While Washington, D.C.’s Penn Quarter neighborhood is now equipped with an arena, high rises, and a world-class art collection, its history alludes to a different experience. The area was considerably active during the Civil War. In fact, the Donald W. Reynolds Center—home to the National Portrait Gallery and Smithsonian American Art Museum—is one of the oldest public buildings in the city, and during the Civil War, the site was used as a hospital for wounded soldiers. Construction begun in 1836, and the building became home to the U.S. Patent Office upon its completion in 1864. In honor of Halloween, here are some creepy stories recounting Penn Quarter in the Civil War era as illustrated by our collection.

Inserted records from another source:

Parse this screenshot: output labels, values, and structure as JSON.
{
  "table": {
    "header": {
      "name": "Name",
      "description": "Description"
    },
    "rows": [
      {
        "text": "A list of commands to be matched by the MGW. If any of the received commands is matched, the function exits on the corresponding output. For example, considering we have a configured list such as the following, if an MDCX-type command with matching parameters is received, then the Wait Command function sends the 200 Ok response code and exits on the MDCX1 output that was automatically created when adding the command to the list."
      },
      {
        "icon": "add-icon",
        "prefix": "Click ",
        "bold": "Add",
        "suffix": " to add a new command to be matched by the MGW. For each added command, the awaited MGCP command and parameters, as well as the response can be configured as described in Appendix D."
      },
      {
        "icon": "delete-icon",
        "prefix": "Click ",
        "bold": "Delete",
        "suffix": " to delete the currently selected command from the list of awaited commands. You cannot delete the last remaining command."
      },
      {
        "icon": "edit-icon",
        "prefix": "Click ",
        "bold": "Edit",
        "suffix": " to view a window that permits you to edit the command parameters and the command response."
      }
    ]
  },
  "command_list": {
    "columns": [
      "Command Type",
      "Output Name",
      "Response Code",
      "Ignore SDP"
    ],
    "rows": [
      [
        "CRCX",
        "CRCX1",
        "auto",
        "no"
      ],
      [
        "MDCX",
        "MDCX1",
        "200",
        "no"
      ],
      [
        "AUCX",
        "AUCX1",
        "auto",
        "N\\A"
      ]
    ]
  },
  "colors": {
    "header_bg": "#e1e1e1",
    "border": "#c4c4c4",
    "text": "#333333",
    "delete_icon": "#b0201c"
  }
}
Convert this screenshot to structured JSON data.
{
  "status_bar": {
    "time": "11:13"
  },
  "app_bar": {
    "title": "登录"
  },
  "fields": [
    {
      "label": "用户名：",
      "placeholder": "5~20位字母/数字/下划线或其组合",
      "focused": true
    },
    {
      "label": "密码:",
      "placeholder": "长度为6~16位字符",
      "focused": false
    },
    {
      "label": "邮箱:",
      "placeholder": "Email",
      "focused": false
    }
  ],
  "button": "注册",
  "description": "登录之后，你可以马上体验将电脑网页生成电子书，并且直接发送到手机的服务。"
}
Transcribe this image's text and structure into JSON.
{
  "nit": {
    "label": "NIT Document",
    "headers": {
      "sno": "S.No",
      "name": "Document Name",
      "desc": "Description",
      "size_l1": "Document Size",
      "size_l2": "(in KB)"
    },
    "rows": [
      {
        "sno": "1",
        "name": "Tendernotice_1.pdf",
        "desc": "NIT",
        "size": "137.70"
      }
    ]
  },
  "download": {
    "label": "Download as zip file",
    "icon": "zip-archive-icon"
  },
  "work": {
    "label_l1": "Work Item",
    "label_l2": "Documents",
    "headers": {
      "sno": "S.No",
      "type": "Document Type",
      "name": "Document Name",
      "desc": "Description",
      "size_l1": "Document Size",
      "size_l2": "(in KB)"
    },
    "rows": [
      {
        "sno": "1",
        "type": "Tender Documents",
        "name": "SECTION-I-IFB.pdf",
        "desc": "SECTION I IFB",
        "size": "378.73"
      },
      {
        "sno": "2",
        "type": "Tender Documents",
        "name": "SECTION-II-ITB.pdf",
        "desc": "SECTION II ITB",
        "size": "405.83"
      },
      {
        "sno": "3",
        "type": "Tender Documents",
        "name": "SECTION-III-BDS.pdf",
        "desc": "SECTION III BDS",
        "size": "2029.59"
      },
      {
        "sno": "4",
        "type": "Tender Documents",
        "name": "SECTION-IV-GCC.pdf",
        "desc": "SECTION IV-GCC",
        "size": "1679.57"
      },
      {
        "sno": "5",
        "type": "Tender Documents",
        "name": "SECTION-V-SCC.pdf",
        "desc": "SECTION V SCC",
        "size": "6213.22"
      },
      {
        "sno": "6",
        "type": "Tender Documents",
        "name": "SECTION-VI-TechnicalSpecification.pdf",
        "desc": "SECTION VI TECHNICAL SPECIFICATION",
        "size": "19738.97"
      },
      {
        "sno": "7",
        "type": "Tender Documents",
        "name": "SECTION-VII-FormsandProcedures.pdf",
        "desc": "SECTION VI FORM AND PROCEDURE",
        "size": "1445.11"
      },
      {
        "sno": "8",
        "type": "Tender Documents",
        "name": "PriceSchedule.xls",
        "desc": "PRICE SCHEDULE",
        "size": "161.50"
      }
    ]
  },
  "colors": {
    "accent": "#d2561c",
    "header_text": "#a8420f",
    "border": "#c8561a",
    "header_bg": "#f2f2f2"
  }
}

On the third floor of the Donald W. Reynolds Center, you can find carved into the wall “C.H.F—1864 Aug 8th” (pictured above). The gallery in which it exists—a part of the Smithsonian American Art Museum—is the only space where the original architecture is preserved, and at the time that the initials were carved, the room housed hundreds of patent models. The Civil War would last another 16 months after their carving and these initials could have belonged to a volunteer, soldier, or patent office worker. The mystery remains: who was C.H.F.?
Just blocks away from the Donald W. Reynolds Center, President Abraham Lincoln was assassinated at Ford’s Theatre on April 14, 1865. The one-of-a-kind cracked plate portrait of Lincoln by Alexander Gardner—created on February 5, 1865, two months before Lincoln’s death—is the last formal portrait taken of him. T
the crack running across his head is often thought to have hauntingly predicted Lincoln’s assassination. Lincoln’s ghost is rumored to wander the White House as recounted by the likes of first ladies Grace Coolidge and Eleanor Roosevelt.
Around the corner on H Street, at a location now commonly referred to as Wok and Roll, stands the house of Mary Surratt, a conspirator in Lincoln’s assassination. It was there that she and her son, John Surratt, hosted acquaintances, including John Wilkes Booth, who together plotted to kidnap Lincoln. After a failed attempt at kidnapping, the group set out to kill the president. Mary Surratt and three others were hanged at the Old Penitentiary at Fort McNair on July 7, 1865. She was the first woman executed by the U.S. federal government, and it is said that she still haunts her old home on H Street, while there have also been sightings of a woman in black—presumed to be Surratt—at Fort McNair.